  • Assess Your Financial Situation: Consider whether you can afford unexpected veterinary expenses without insurance or if the predictable monthly premium provides valuable financial stability.
  • Consider Your Pet’s Health and Age: Young, healthy pets are generally less expensive to insure, and securing insurance before any major health issues arise can ensure more comprehensive coverage.
  • Research and Compare Policies: Carefully review and compare policies from multiple providers, paying close attention to coverage details, exclusions, deductibles, and premiums.
  • Read Reviews and Ask for Recommendations: Consult reviews and ask fellow pet owners and veterinarians for their experiences and recommendations regarding pet insurance.

Practical Tips

  • Start Coverage Early: Getting insurance while your pet is young and healthy can reduce costs and ensure broader coverage.
  • Keep Detailed Health Records: Maintaining thorough health records for your pet can simplify the claims process and ensure you receive the maximum reimbursement.
  • Regularly Review Your Policy: As your pet ages and your financial situation changes, periodically review your policy to ensure it still meets your needs.

Example Scenario

Emma has a two-year-old Labrador, Max, and is considering pet insurance due to the breed’s predisposition to hip dysplasia and other health issues.

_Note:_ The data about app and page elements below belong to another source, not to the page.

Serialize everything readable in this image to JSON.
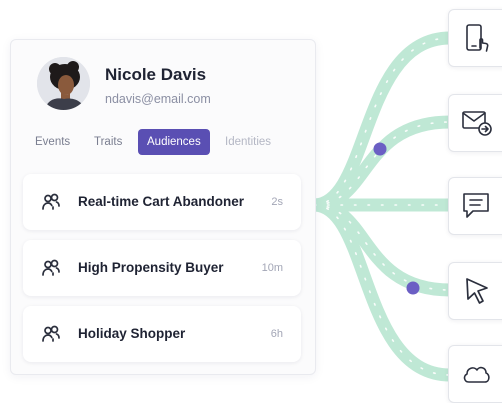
{
  "profile": {
    "name": "Nicole Davis",
    "email": "ndavis@email.com",
    "avatar_icon": "person-avatar"
  },
  "tabs": [
    {
      "label": "Events",
      "active": false
    },
    {
      "label": "Traits",
      "active": false
    },
    {
      "label": "Audiences",
      "active": true
    },
    {
      "label": "Identities",
      "active": false
    }
  ],
  "audiences": [
    {
      "title": "Real-time Cart Abandoner",
      "time": "2s",
      "icon": "people-icon"
    },
    {
      "title": "High Propensity Buyer",
      "time": "10m",
      "icon": "people-icon"
    },
    {
      "title": "Holiday Shopper",
      "time": "6h",
      "icon": "people-icon"
    }
  ],
  "destinations": [
    {
      "icon": "mobile-tap-icon"
    },
    {
      "icon": "email-forward-icon"
    },
    {
      "icon": "chat-message-icon"
    },
    {
      "icon": "cursor-icon"
    },
    {
      "icon": "cloud-icon"
    }
  ],
  "colors": {
    "accent": "#5a4fb3",
    "flow": "#b9e6d2",
    "dot": "#6b5fc4"
  }
}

After researching her options, she chooses a policy with comprehensive coverage, including accidents, illnesses, and hereditary conditions, with a $250 deductible and 90% reimbursement rate. A year later, Max requires surgery for hip dysplasia, and thanks to her pet insurance, Emma is reimbursed for the majority of the cost, alleviating the financial strain of Max’s medical care.


Pet insurance offers a mixed bag of advantages and disadvantages, and the decision to purchase a policy should be based on a careful assessment of your financial situation, your pet’s health, and the specifics of available policies. By doing thorough research and considering both the pros and cons, you can make an informed decision that ensures both your financial well-being and the health and happiness of your beloved pet. Remember, the right pet insurance policy can be a valuable part of your financial risk management strategy, providing peace of mind and protection against the unexpected.